Wednesday, March 15, 2006

MANHATTAN DIARY: Street scene #2

The shadow of the Empire State Building falls across
midtown Manhattan at 3:35 p.m. Wednesday


Michael Gillespie said...

So, Ron, do you think you'd want to live in NYC?

Ron Franscell said...

Michael: On one shoulder sits a little cowboy-angel, whispering that New York City ain't no place fer a Wyoming kid who loves the big sky and the idea of distant towns. On the other shoulder is a little devil who looks a lot like the Monopoly guy, forever running someplace in his top hat and tails, saying ... "You pussy!"

But, yeah, I'd like to live in New York City, briefly, to somehow feel the rhythm of its pulse, to try out the sound of "New York writer" after my name, to test myself against its steel ... and to get rid of just about everything I've accumulated in my life so I could live in a $2,200-a-month, 600-sq-foot, 12th floor apartment overlooking the roof of somebody else's building.

I'd certainly spend Sundays in Central Park; its sanctuary is palpable. I'd walk as often and as far as I could, although I'm an obsessive people-watcher and I suspect I'd quickly hit sensory overload. I'd have to force myself to occasionally cook at home, and I can do that here.

As a New Yorker, I'd be functional. I actually felt invigorated by the subway, which was (to me) a metaphor for the whole massive system of life there. It's a city where you needn't feel different because everybody is different. Nonetheless, I wouldn't truly be a New Yorker any more than Donald Trump could truly fit in Wyoming. I'd be a forever-outlander.

But the short answer is: Yeah, I'd like to live there.

In fact, it might be really cool to find a born-and-bred New Yorker with whom I could trade newspaper jobs for a year. He/she comes to Texas and I go to New York. We trade houses (but not house payments) ... sort of a foreign exchange program. Any takers?

Michael Gillespie said...

Sounds like you are about as impressed by New York as I was by Boston when I arrived there in the late spring of 1984. I'd left Texas for a job with Boston Shipyard Corporation expecting to work for three months and return to Beaumont for fall semester classes at Lamar. Between the time I walked off the Delta flight that landed at Logan Airport and the moment the company car deposited me at the front door of the BSC administration building about ten minutes later, it occurred to me that I didn't have the slightest desire to return to Beaumont, Texas in the forseeable future.

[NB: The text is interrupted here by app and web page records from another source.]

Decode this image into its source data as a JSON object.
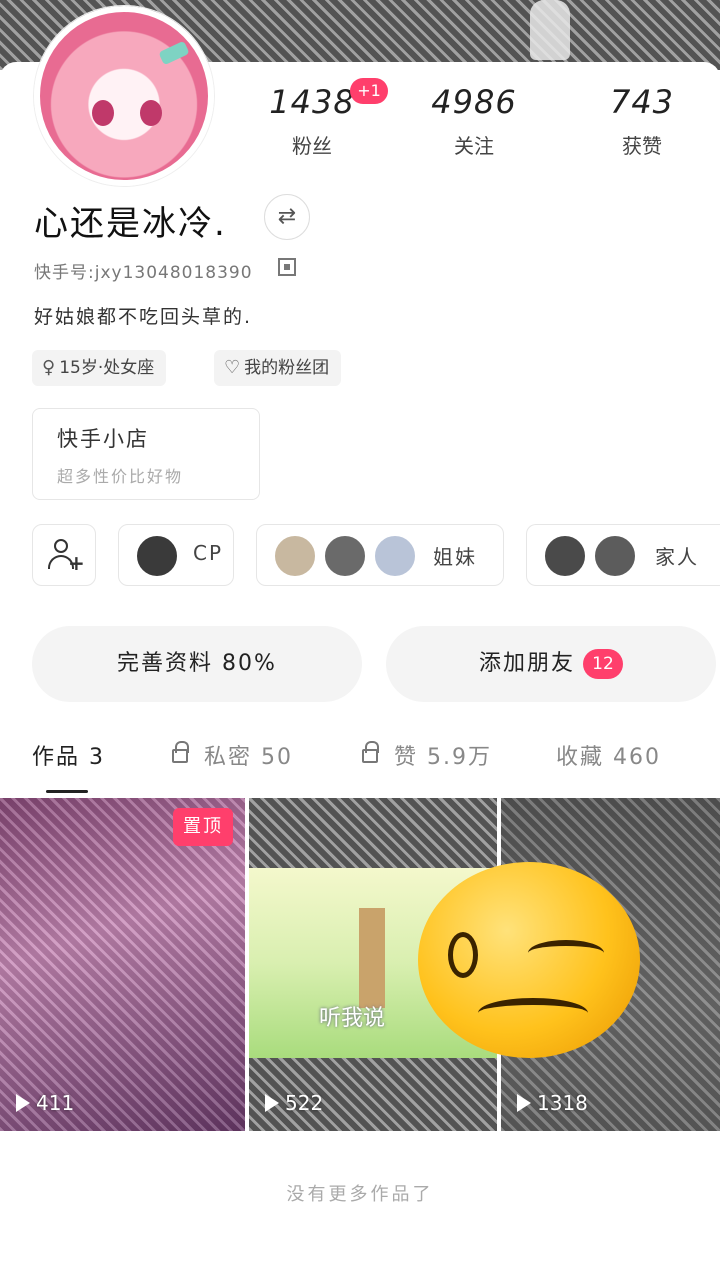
{
  "stats": {
    "fans": {
      "value": "1438",
      "label": "粉丝",
      "badge": "+1"
    },
    "following": {
      "value": "4986",
      "label": "关注"
    },
    "likes": {
      "value": "743",
      "label": "获赞"
    }
  },
  "profile": {
    "name": "心还是冰冷.",
    "switch_glyph": "⇄",
    "uid": "快手号:jxy13048018390",
    "bio": "好姑娘都不吃回头草的."
  },
  "tags": [
    {
      "icon": "♀",
      "text": "15岁·处女座"
    },
    {
      "icon": "♡",
      "text": "我的粉丝团"
    }
  ],
  "shop": {
    "title": "快手小店",
    "subtitle": "超多性价比好物"
  },
  "relations": {
    "cp": "CP",
    "sisters": "姐妹",
    "family": "家人"
  },
  "actions": {
    "complete_profile": "完善资料 80%",
    "add_friends": "添加朋友",
    "add_friends_badge": "12"
  },
  "tabs": [
    {
      "label": "作品 3",
      "locked": false
    },
    {
      "label": "私密 50",
      "locked": true
    },
    {
      "label": "赞 5.9万",
      "locked": true
    },
    {
      "label": "收藏 460",
      "locked": false
    }
  ],
  "videos": [
    {
      "plays": "411",
      "pinned_label": "置顶"
    },
    {
      "plays": "522",
      "caption": "听我说"
    },
    {
      "plays": "1318"
    }
  ],
  "footer": "没有更多作品了",
  "colors": {
    "accent": "#ff3f6c",
    "pill_bg": "#f4f4f4"
  }
}
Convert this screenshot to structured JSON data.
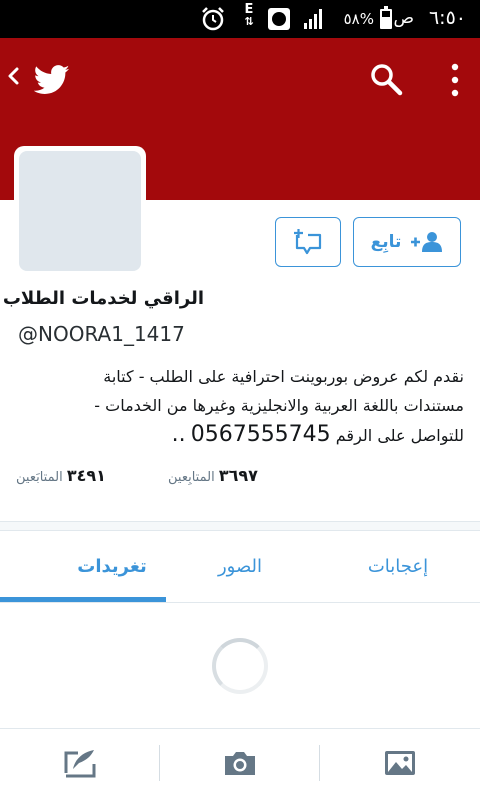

Six years in Boston and Cambridge substantially enlarged the distinctly provincial world view that had been my lot in life up to that point. For about a year and a half after we left Cambridge for Eruope in early 1990, I was sure that I'd never again be comfortable anywhere but in a city that afforded me ready access to cultural delights such as those I'd come to enjoy so much in the Boston area. Actually, I would have much preferred to remain in Europe, where I lived just long enough and traveled widely enough to get a pretty good idea of what life would be like in Bonn, Bremerhaven, Dusseldorf, Berlin, Frankfurt, Cologne, Amsterdam, The Hague, Geneva, Basel, Bern, and Zurich. Ah, Geneva, Bern, Berlin, Amsterdam!

Back then, I'd never have guessed or believed that I would come to find unexpected joy and contentment in the Midwest, in rural Iowa of all places.

I think I understand your desire to spend a year testing yourself against the challenges of NYC and enjoying the life of one of the world great cities. I hope you get the opportunity to do that; I'm sure it would be an enriching experience in many ways. But somehow I suspect that for a writer of your caliber from a big- sky-wide-open-spaces background, big city life would eventually come to be, well, limiting. There is something that is very attractive and reassuring about life on a more human scale, especially after a year or three or six or ten in a great metropolis. And that's why you're likely to find someone who is willing to take you up on that "foreign exchange" offer, if you work at it.

But if I were you, I'd first see that small village that you mentioned, the one in the Italian-Swiss Alps, if you haven't already done so. In fact, I'd see as much as I could of Switzerland. Once you do that, well, your identity is likely to undergo a subtle change or two that nothing on this side of the Atlantic can facilitate. (And if and when you decide to make that trip, let me give you the name of a journalist I know who worked for many years for Swiss Radio International.)